--- START ---

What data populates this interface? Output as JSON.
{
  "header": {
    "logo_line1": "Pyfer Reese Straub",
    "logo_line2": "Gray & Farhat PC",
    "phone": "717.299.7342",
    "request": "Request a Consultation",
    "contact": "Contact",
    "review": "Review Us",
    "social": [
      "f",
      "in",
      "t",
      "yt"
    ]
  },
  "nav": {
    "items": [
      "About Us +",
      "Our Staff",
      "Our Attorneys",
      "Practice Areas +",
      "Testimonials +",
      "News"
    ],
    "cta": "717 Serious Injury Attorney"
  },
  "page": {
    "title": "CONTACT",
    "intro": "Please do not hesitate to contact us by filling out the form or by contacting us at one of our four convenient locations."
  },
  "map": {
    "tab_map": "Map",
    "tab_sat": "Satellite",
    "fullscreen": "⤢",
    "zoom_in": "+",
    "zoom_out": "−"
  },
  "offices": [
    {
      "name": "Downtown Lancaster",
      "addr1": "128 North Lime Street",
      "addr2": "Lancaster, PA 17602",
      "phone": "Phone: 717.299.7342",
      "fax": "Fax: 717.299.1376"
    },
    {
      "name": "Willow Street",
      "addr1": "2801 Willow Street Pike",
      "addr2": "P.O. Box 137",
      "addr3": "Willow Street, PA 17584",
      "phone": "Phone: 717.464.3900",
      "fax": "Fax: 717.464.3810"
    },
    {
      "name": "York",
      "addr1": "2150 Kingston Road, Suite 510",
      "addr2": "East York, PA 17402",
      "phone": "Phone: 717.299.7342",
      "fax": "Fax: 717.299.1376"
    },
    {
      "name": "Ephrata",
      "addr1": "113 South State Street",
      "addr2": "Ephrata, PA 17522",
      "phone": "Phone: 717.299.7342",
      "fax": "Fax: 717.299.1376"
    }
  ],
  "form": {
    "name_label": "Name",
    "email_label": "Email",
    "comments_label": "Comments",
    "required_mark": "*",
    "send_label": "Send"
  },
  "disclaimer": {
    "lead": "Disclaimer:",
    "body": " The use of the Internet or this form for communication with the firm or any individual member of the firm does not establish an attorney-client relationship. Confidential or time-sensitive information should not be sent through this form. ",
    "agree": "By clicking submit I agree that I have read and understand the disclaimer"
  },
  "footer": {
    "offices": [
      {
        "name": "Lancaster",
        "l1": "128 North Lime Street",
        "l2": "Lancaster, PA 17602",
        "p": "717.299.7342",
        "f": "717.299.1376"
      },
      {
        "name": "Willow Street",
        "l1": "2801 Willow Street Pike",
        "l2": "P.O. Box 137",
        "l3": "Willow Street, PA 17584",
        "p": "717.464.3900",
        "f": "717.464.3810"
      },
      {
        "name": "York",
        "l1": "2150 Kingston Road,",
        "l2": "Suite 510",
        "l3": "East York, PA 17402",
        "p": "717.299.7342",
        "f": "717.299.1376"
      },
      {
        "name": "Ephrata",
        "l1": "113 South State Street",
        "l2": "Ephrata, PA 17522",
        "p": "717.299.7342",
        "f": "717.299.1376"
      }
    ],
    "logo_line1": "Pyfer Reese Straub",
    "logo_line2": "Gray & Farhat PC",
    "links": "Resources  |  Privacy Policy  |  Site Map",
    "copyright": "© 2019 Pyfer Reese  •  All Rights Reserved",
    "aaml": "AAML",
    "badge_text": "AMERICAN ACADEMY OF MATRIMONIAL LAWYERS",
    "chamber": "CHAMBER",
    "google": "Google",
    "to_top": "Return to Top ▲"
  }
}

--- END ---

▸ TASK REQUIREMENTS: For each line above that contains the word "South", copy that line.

▸ SOLUTION BELOW:
      "addr1": "113 South State Street",
        "l1": "113 South State Street",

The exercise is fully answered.